The Serb and Croat leaders hated him for that kind of talk. In the propaganda of both regimes, Izetbegovic was a closet ayatollah, scheming to establish an Islamic theocracy.
Izetbegovic was born in the north Bosnian town of Bosanski Samac and moved as a child to Sarajevo, where he spent the second World War. Just after the war, as Tito's communists tightened their grip on Yugoslavia, he was jailed for three years for religious agitation. He later studied law at Sarajevo university and worked as a legal consultant to Bosnian firms.
In 1970 he published his Islamic Declaration, a tract that says Islam is incompatible with non-Islamic systems and calls for Islamic religious and political revolution. The book became the basis for the well-funded Serb and Croat campaigns to label Izetbegovic a fundamentalist.
In 1982, with Bosnia under hardline communist rule, Izetbegovic got a 14-year term for his publication Islam Between East And West, an attempt to define the curious status of Bosnia's Muslims, a population of semi-westernised Balkan Slavs. He served five years in Foca, south-east of Sarajevo, where Serbs massacred Muslims during the second World War and again in 1992.
He emerged from jail to a Yugoslavia in its death throes, a process set in train the previous year by the arrival in power of Slobodan Milosevic in Belgrade.
With the bigger and more powerful Serbian and Croatian nationalist rulers bent on helping themselves to Bosnia and confining the Muslims to the status of second-class citizens, the odds were stacked against Izetbegovic.

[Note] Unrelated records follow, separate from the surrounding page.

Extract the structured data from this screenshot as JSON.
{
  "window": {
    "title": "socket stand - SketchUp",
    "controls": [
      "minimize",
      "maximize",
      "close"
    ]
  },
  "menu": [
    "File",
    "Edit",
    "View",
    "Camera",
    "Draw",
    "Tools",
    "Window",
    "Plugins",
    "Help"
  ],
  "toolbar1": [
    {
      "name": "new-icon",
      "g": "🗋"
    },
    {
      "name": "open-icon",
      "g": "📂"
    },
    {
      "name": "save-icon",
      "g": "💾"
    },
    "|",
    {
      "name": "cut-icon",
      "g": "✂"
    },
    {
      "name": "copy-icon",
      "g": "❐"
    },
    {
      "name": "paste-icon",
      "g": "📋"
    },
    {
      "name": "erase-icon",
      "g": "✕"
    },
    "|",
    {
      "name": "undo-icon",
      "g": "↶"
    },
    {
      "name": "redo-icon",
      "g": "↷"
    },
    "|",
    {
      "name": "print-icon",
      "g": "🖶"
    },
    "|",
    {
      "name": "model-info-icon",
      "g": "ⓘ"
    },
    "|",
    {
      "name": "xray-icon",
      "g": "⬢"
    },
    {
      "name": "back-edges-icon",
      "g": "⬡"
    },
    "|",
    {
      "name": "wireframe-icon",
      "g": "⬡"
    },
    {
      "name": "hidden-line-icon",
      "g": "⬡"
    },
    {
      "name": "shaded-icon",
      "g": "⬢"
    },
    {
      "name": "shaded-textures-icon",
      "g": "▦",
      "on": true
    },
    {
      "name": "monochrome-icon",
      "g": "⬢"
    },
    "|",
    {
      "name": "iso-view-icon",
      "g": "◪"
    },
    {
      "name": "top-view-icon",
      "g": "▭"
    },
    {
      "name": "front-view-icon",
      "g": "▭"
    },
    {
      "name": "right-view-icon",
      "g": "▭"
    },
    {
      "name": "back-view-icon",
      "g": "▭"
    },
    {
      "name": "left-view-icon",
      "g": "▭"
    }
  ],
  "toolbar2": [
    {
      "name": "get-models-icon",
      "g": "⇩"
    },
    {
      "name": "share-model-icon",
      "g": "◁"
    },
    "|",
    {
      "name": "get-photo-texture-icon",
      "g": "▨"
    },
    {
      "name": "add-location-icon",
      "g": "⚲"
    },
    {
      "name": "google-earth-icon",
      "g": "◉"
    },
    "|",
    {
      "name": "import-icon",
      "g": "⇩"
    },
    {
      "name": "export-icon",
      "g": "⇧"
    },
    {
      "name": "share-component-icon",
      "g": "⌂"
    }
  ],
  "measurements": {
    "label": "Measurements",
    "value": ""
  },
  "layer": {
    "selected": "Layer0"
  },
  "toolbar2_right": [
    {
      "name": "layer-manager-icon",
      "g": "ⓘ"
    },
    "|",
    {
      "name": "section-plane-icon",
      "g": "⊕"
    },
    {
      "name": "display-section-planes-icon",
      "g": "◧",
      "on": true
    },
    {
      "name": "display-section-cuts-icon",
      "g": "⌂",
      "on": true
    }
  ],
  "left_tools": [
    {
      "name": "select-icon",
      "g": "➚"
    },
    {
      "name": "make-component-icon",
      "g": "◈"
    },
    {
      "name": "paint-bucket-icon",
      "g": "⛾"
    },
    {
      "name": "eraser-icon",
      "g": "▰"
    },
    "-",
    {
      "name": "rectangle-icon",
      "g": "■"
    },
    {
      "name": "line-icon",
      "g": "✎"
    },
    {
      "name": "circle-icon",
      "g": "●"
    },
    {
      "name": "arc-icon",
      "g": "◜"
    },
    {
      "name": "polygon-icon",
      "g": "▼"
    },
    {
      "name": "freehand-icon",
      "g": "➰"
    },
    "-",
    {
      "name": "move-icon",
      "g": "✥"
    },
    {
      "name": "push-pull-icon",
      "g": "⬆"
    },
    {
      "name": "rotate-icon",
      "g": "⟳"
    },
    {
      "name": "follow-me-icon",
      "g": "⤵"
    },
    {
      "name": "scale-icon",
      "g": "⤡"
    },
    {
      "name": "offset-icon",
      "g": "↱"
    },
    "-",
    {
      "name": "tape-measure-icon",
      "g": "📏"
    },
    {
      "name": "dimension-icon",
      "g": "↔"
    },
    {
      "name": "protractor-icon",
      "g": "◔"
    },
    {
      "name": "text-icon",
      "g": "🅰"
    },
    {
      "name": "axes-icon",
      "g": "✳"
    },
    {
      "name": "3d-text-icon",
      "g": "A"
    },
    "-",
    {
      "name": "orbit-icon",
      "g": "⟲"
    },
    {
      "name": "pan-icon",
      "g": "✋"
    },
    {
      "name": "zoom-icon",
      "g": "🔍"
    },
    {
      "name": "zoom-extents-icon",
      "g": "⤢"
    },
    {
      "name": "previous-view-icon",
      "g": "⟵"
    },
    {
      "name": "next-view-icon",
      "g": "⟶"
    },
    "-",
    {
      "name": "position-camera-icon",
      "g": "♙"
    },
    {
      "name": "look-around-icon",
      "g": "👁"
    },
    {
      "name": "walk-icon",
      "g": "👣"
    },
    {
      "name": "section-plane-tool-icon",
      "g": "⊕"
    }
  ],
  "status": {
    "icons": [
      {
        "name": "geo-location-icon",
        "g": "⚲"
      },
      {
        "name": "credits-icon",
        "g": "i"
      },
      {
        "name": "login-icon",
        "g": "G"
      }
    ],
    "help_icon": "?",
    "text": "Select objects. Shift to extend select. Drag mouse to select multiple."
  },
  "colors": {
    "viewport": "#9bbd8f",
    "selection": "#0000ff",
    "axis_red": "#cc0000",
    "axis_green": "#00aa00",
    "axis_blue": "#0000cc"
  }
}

In the end, he, too, ended up a nationalist leader, agreeing in mid-1993 to the division of Bosnia along ethnic lines. And, embittered by the ferocity of the assault on Bosnia's Muslims and what he perceived as their betrayal by the West, he eschewed all claim to multi-ethnic leadership.
However, above all, Izetbegovic, branded a fundamentalist by his enemies, but who embodied the wish to live and let live more than those enemies ever did, leaves behind a country partitioned and destroyed by the real fundamentalists, the Serb and Croat leaderships, in the worst barbarity seen in Europe since the Nazis.
He is survived by his wife, Halida, and three children, Sabina, Lejla and Bakir.
Alija Izetbegovic: politician, born August 8th, 1925; died October 19th, 2003